Work order:
Go through the entries below and return every line that contains "SHAIKH".

Records contained in a dataset:
* * *
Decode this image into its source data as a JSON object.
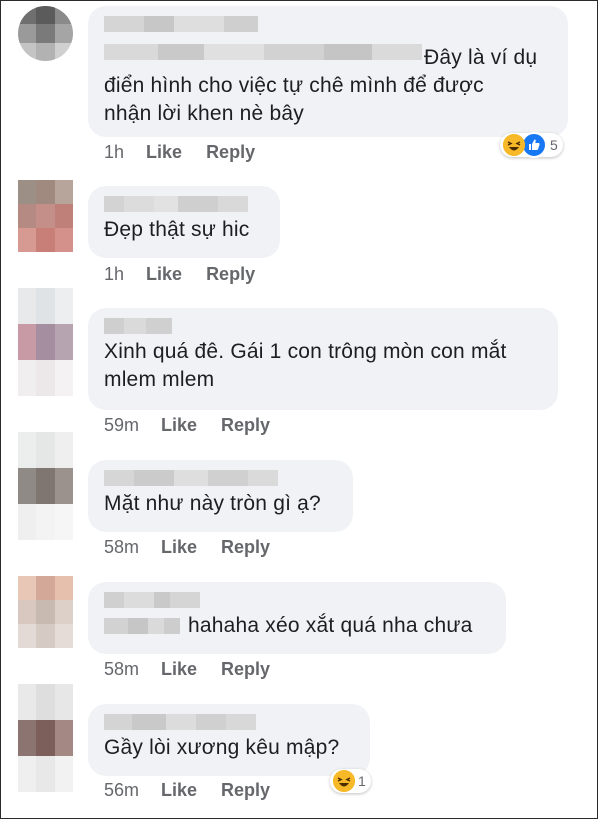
{
  "comments": [
    {
      "text": "Đây là ví dụ\nđiển hình cho việc tự chê mình để được\nnhận lời khen nè bây",
      "time": "1h",
      "like": "Like",
      "reply": "Reply",
      "reaction_count": "5"
    },
    {
      "text": "Đẹp thật sự hic",
      "time": "1h",
      "like": "Like",
      "reply": "Reply"
    },
    {
      "text": "Xinh quá đê. Gái 1 con trông mòn con mắt\nmlem mlem",
      "time": "59m",
      "like": "Like",
      "reply": "Reply"
    },
    {
      "text": "Mặt như này tròn gì ạ?",
      "time": "58m",
      "like": "Like",
      "reply": "Reply"
    },
    {
      "text": "hahaha xéo xắt quá nha chưa",
      "time": "58m",
      "like": "Like",
      "reply": "Reply"
    },
    {
      "text": "Gầy lòi xương kêu mập?",
      "time": "56m",
      "like": "Like",
      "reply": "Reply",
      "reaction_count": "1"
    }
  ],
  "colors": {
    "bubble": "#f0f2f5",
    "meta": "#65676b",
    "text": "#1c1e21",
    "haha": "#f7b928",
    "like": "#1877f2"
  },
  "icons": [
    "haha-reaction-icon",
    "like-reaction-icon"
  ]
}
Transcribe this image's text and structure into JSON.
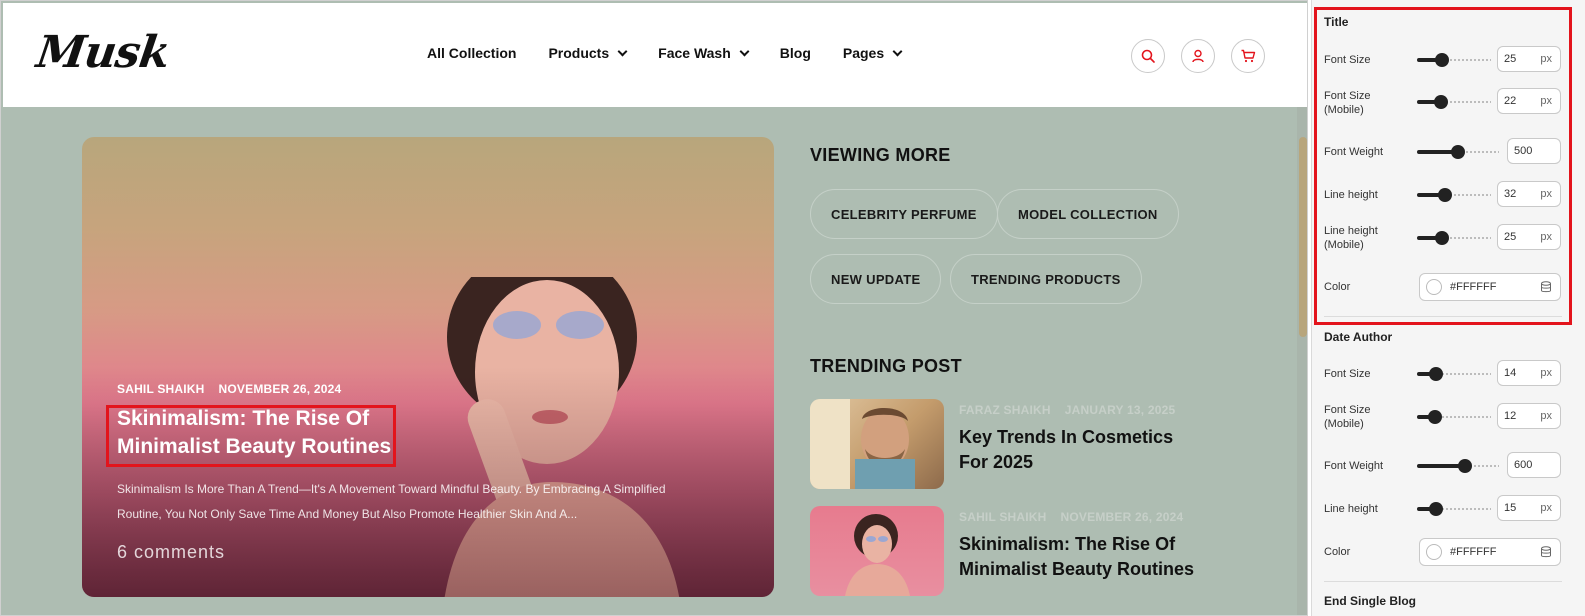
{
  "header": {
    "logo": "Musk",
    "nav": [
      {
        "label": "All Collection",
        "dropdown": false
      },
      {
        "label": "Products",
        "dropdown": true
      },
      {
        "label": "Face Wash",
        "dropdown": true
      },
      {
        "label": "Blog",
        "dropdown": false
      },
      {
        "label": "Pages",
        "dropdown": true
      }
    ],
    "icons": [
      "search-icon",
      "user-icon",
      "cart-icon"
    ],
    "icon_color": "#e3141c"
  },
  "hero": {
    "author": "SAHIL SHAIKH",
    "date": "NOVEMBER 26, 2024",
    "title": "Skinimalism: The Rise Of Minimalist Beauty Routines",
    "excerpt": "Skinimalism Is More Than A Trend—It's A Movement Toward Mindful Beauty. By Embracing A Simplified Routine, You Not Only Save Time And Money But Also Promote Healthier Skin And A...",
    "comments": "6 comments"
  },
  "viewing_more": {
    "heading": "VIEWING MORE",
    "tags": [
      "CELEBRITY PERFUME",
      "MODEL COLLECTION",
      "NEW UPDATE",
      "TRENDING PRODUCTS"
    ]
  },
  "trending": {
    "heading": "TRENDING POST",
    "posts": [
      {
        "author": "FARAZ SHAIKH",
        "date": "JANUARY 13, 2025",
        "title": "Key Trends In Cosmetics For 2025"
      },
      {
        "author": "SAHIL SHAIKH",
        "date": "NOVEMBER 26, 2024",
        "title": "Skinimalism: The Rise Of Minimalist Beauty Routines"
      }
    ]
  },
  "panel": {
    "title_group": {
      "label": "Title",
      "font_size": {
        "label": "Font Size",
        "value": "25",
        "unit": "px",
        "level": 0.3
      },
      "font_size_mobile": {
        "label": "Font Size (Mobile)",
        "value": "22",
        "unit": "px",
        "level": 0.28
      },
      "font_weight": {
        "label": "Font Weight",
        "value": "500",
        "level": 0.5
      },
      "line_height": {
        "label": "Line height",
        "value": "32",
        "unit": "px",
        "level": 0.35
      },
      "line_height_mobile": {
        "label": "Line height (Mobile)",
        "value": "25",
        "unit": "px",
        "level": 0.3
      },
      "color": {
        "label": "Color",
        "value": "#FFFFFF"
      }
    },
    "date_author_group": {
      "label": "Date Author",
      "font_size": {
        "label": "Font Size",
        "value": "14",
        "unit": "px",
        "level": 0.2
      },
      "font_size_mobile": {
        "label": "Font Size (Mobile)",
        "value": "12",
        "unit": "px",
        "level": 0.18
      },
      "font_weight": {
        "label": "Font Weight",
        "value": "600",
        "level": 0.6
      },
      "line_height": {
        "label": "Line height",
        "value": "15",
        "unit": "px",
        "level": 0.2
      },
      "color": {
        "label": "Color",
        "value": "#FFFFFF"
      }
    },
    "end_label": "End Single Blog"
  },
  "colors": {
    "highlight": "#e3141c",
    "preview_bg": "#aebdb2"
  }
}
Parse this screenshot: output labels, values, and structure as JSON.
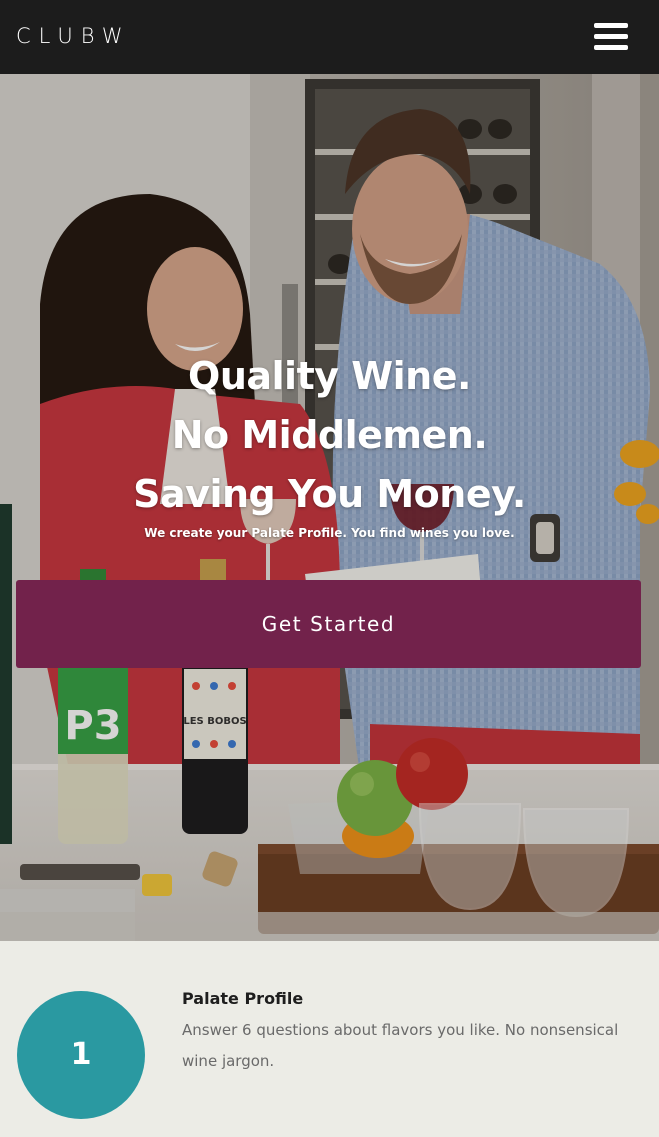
{
  "header": {
    "logo_text": "CLUBW",
    "menu_icon": "hamburger-menu-icon"
  },
  "hero": {
    "headline_lines": [
      "Quality Wine.",
      "No Middlemen.",
      "Saving You Money."
    ],
    "subheadline": "We create your Palate Profile. You find wines you love.",
    "cta_label": "Get Started",
    "photo": "couple-tasting-wine-in-kitchen",
    "bottle_labels": [
      "P3",
      "LES BOBOS"
    ]
  },
  "steps": [
    {
      "number": "1",
      "title": "Palate Profile",
      "description": "Answer 6 questions about flavors you like. No nonsensical wine jargon."
    }
  ],
  "colors": {
    "header_bg": "#1c1c1c",
    "cta_bg": "#72224b",
    "step_circle": "#2a99a1",
    "section_bg": "#ecece6"
  }
}
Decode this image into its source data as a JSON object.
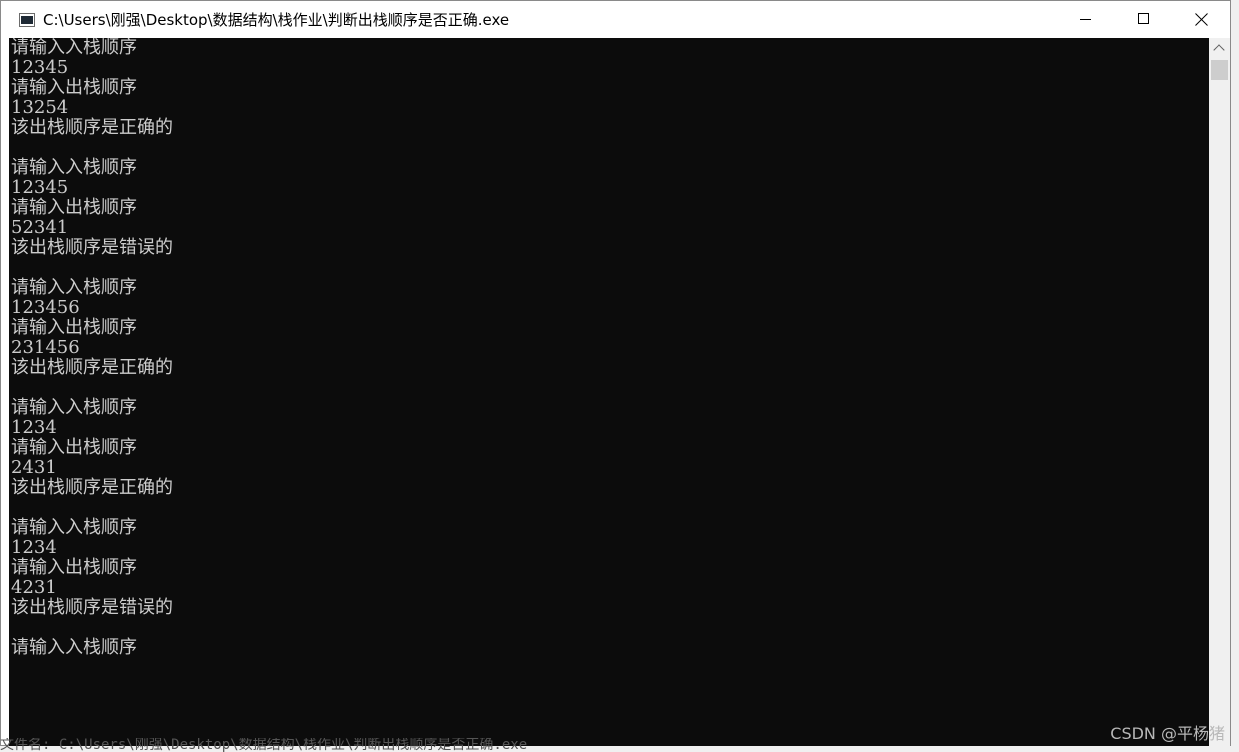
{
  "window": {
    "title": "C:\\Users\\刚强\\Desktop\\数据结构\\栈作业\\判断出栈顺序是否正确.exe",
    "icon": "console-app-icon",
    "buttons": [
      "minimize-icon",
      "maximize-icon",
      "close-icon"
    ]
  },
  "console": {
    "lines": [
      "请输入入栈顺序",
      "12345",
      "请输入出栈顺序",
      "13254",
      "该出栈顺序是正确的",
      "",
      "请输入入栈顺序",
      "12345",
      "请输入出栈顺序",
      "52341",
      "该出栈顺序是错误的",
      "",
      "请输入入栈顺序",
      "123456",
      "请输入出栈顺序",
      "231456",
      "该出栈顺序是正确的",
      "",
      "请输入入栈顺序",
      "1234",
      "请输入出栈顺序",
      "2431",
      "该出栈顺序是正确的",
      "",
      "请输入入栈顺序",
      "1234",
      "请输入出栈顺序",
      "4231",
      "该出栈顺序是错误的",
      "",
      "请输入入栈顺序"
    ],
    "background": "#0c0c0c",
    "text_color": "#cccccc"
  },
  "background_text": "文件名: C:\\Users\\刚强\\Desktop\\数据结构\\栈作业\\判断出栈顺序是否正确.exe",
  "watermark": "CSDN @平杨猪"
}
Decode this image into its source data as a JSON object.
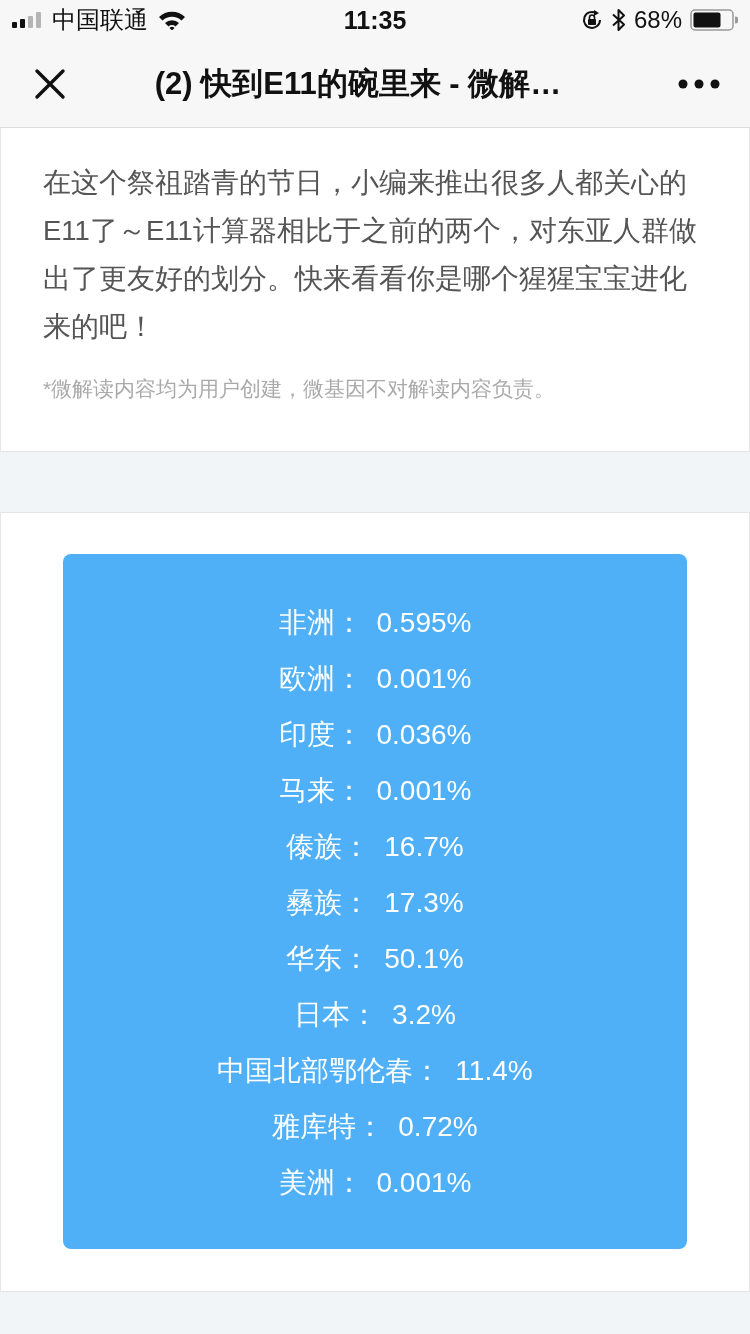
{
  "status_bar": {
    "carrier": "中国联通",
    "time": "11:35",
    "battery": "68%"
  },
  "nav_bar": {
    "title": "(2) 快到E11的碗里来 - 微解…"
  },
  "intro": {
    "text": "在这个祭祖踏青的节日，小编来推出很多人都关心的E11了～E11计算器相比于之前的两个，对东亚人群做出了更友好的划分。快来看看你是哪个猩猩宝宝进化来的吧！",
    "disclaimer": "*微解读内容均为用户创建，微基因不对解读内容负责。"
  },
  "results": [
    {
      "label": "非洲：",
      "value": "0.595%"
    },
    {
      "label": "欧洲：",
      "value": "0.001%"
    },
    {
      "label": "印度：",
      "value": "0.036%"
    },
    {
      "label": "马来：",
      "value": "0.001%"
    },
    {
      "label": "傣族：",
      "value": "16.7%"
    },
    {
      "label": "彝族：",
      "value": "17.3%"
    },
    {
      "label": "华东：",
      "value": "50.1%"
    },
    {
      "label": "日本：",
      "value": "3.2%"
    },
    {
      "label": "中国北部鄂伦春：",
      "value": "11.4%"
    },
    {
      "label": "雅库特：",
      "value": "0.72%"
    },
    {
      "label": "美洲：",
      "value": "0.001%"
    }
  ]
}
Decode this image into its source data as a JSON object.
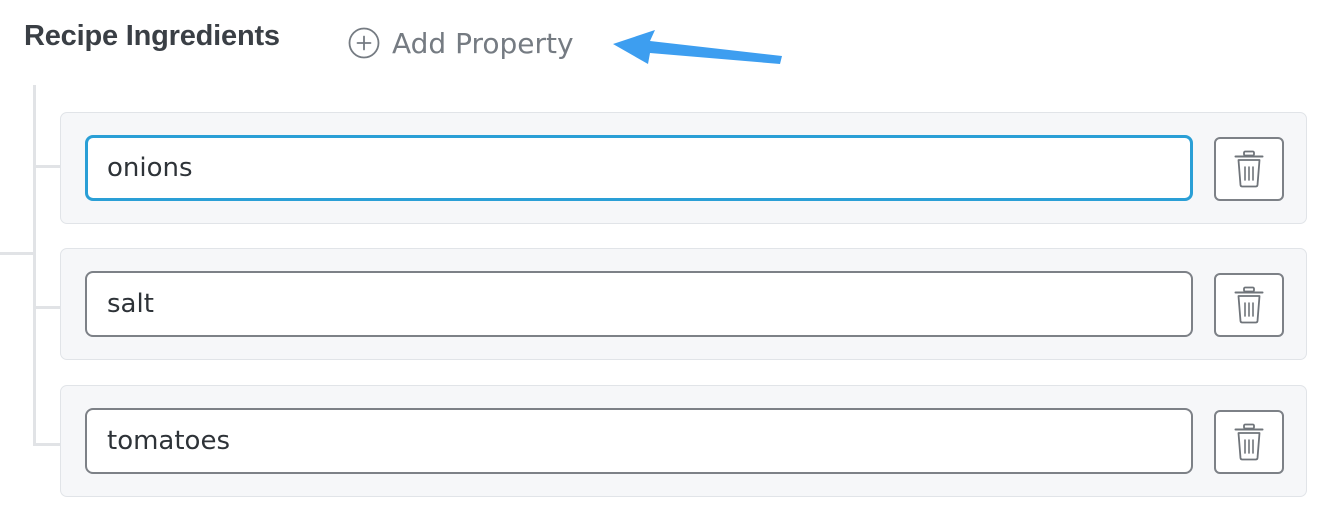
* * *
Finished exercise:
    "author": "SAHIL SHAIKH",
        "author": "FARAZ SHAIKH",
        "author": "SAHIL SHAIKH",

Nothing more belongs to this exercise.